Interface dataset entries
—————

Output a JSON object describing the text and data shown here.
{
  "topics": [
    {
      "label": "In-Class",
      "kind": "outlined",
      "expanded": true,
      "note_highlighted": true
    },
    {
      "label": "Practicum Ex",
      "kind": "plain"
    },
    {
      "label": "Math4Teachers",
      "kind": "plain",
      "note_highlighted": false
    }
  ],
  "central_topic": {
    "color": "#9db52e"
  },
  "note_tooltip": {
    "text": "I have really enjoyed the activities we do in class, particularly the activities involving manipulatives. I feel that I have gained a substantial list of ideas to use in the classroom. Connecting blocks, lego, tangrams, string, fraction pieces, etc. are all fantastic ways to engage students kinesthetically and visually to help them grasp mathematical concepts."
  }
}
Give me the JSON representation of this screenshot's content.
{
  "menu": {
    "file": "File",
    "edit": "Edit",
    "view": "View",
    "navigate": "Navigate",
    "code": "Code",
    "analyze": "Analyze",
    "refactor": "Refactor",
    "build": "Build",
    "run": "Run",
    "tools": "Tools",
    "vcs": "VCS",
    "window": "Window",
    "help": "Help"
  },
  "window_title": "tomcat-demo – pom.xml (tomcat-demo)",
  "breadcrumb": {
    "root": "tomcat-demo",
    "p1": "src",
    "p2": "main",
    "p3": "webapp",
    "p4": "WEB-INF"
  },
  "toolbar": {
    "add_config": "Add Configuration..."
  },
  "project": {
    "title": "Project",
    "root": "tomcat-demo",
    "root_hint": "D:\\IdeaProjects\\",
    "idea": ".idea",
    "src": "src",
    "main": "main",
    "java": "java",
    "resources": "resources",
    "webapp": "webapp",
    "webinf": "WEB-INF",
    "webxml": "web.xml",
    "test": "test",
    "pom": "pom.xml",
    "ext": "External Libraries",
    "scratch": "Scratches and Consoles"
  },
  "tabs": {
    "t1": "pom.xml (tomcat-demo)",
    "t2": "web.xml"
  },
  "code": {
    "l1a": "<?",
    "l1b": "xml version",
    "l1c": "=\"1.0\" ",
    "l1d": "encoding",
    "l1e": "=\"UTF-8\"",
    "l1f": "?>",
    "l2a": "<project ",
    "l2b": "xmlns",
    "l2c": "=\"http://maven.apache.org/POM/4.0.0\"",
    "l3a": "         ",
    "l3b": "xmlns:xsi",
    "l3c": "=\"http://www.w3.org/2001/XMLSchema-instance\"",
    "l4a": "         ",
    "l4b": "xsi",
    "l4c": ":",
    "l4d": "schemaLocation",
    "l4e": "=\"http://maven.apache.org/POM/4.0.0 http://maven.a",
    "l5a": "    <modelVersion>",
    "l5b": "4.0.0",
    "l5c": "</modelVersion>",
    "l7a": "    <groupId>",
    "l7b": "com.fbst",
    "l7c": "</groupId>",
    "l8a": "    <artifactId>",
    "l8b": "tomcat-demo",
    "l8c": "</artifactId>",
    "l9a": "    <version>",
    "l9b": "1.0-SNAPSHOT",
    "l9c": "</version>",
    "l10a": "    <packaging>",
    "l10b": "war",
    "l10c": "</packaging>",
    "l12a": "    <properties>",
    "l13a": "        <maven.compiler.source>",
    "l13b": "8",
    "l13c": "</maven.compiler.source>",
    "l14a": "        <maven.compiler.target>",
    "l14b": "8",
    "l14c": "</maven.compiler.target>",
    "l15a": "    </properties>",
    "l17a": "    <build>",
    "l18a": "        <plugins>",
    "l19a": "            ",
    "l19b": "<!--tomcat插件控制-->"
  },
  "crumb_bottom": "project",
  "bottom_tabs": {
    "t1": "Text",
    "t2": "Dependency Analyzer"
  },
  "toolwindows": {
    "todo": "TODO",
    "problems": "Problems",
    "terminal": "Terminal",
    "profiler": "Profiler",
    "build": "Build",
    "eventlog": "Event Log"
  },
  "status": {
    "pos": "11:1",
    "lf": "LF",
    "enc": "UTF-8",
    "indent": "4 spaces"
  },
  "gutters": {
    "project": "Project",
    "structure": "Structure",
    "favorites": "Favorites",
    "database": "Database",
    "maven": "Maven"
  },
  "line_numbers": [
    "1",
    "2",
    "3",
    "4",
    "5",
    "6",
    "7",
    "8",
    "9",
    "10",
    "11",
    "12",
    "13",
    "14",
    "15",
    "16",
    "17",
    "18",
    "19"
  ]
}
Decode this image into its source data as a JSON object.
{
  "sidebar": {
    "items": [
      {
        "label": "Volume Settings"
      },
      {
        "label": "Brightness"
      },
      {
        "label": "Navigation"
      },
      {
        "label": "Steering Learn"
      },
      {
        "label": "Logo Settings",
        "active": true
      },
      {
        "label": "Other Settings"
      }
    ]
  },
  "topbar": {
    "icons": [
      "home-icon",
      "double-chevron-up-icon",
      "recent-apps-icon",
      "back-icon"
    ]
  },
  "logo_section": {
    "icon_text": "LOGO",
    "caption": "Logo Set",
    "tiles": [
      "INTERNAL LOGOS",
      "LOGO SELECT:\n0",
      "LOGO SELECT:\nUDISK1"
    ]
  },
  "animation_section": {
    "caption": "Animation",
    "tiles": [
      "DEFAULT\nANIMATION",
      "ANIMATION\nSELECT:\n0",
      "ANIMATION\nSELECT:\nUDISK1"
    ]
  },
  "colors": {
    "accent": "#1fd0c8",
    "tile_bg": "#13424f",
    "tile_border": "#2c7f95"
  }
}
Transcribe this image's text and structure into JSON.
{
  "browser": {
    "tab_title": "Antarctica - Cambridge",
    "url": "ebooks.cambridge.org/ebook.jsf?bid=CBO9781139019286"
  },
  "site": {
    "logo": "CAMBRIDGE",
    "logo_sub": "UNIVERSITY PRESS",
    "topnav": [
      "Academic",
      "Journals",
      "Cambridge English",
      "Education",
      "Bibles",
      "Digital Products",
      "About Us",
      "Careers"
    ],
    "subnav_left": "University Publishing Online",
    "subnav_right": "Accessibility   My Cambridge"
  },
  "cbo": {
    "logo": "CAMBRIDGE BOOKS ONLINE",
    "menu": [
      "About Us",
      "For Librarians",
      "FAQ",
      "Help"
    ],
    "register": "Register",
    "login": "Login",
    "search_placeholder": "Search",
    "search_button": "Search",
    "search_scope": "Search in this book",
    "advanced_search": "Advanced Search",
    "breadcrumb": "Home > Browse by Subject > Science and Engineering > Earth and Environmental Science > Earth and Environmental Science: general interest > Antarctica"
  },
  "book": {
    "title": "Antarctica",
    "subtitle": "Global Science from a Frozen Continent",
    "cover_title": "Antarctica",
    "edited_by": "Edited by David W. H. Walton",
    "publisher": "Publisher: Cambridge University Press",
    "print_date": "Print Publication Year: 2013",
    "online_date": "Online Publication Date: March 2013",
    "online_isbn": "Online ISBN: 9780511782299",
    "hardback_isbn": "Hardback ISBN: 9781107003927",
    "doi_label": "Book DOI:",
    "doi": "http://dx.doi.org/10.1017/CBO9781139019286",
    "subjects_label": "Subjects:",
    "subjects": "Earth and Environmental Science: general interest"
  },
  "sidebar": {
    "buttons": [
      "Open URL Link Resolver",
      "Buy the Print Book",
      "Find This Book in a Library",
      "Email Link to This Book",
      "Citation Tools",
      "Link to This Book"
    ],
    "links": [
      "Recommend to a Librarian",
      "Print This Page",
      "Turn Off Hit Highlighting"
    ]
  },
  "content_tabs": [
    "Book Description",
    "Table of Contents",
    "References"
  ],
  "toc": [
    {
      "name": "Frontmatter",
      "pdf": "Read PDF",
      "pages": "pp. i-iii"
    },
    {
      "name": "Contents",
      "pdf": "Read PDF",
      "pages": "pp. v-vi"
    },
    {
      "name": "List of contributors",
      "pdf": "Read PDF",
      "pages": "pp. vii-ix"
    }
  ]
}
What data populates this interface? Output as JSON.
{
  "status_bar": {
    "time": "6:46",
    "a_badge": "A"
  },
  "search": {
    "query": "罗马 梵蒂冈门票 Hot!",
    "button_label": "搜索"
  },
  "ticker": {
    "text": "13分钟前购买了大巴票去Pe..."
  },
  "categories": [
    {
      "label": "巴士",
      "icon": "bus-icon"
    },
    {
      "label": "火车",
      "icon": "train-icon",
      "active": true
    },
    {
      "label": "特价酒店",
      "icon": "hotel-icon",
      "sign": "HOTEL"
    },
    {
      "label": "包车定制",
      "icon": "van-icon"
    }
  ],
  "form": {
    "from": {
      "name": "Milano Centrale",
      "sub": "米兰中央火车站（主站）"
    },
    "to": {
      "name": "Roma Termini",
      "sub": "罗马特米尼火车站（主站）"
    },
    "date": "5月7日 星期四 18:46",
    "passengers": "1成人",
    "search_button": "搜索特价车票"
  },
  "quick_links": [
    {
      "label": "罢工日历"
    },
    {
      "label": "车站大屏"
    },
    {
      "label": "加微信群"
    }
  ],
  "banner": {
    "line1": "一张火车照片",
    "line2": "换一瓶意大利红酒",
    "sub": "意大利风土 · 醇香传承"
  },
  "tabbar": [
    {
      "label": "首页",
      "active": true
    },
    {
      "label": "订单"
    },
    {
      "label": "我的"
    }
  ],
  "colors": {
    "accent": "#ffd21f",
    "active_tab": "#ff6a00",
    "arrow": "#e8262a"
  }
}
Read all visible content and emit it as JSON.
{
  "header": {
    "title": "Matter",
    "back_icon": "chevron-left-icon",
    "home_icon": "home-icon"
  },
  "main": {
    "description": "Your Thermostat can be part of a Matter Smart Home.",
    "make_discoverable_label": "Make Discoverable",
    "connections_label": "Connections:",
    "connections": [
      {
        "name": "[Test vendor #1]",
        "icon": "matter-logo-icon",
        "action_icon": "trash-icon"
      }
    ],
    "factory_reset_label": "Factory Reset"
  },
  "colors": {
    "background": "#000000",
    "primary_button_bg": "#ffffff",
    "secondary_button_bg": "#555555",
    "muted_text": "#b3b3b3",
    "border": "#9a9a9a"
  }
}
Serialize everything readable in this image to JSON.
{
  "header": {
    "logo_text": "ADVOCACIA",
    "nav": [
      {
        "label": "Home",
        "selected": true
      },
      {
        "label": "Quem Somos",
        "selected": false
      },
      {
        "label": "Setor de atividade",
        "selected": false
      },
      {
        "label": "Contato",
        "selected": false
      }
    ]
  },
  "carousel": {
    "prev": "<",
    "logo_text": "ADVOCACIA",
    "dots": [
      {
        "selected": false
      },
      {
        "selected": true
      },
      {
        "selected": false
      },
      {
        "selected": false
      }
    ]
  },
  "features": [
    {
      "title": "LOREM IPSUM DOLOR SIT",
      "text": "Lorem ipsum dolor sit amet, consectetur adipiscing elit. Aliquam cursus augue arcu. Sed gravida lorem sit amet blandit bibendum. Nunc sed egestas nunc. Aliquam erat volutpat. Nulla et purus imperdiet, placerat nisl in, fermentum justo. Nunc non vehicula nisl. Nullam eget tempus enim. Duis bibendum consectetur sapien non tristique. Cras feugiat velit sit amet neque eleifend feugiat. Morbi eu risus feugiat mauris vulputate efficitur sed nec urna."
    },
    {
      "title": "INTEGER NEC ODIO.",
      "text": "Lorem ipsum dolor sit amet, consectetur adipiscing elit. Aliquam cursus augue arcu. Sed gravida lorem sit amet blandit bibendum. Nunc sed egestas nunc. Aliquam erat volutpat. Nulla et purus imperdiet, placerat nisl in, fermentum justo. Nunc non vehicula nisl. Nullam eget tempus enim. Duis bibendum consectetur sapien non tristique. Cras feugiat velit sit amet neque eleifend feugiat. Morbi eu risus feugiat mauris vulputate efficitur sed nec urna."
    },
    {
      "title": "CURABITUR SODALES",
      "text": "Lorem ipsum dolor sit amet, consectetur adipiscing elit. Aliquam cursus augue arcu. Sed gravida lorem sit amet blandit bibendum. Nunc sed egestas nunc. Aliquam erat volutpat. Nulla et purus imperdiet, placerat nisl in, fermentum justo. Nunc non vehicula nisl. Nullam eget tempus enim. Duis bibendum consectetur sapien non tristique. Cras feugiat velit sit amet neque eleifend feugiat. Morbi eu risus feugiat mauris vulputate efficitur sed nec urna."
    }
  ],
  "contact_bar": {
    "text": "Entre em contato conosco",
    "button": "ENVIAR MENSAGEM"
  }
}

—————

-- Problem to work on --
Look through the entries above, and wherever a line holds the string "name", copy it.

-- Response --
      "name": "Frontmatter",
      "name": "Contents",
      "name": "List of contributors",
      "name": "Milano Centrale",
      "name": "Roma Termini",
        "name": "[Test vendor #1]",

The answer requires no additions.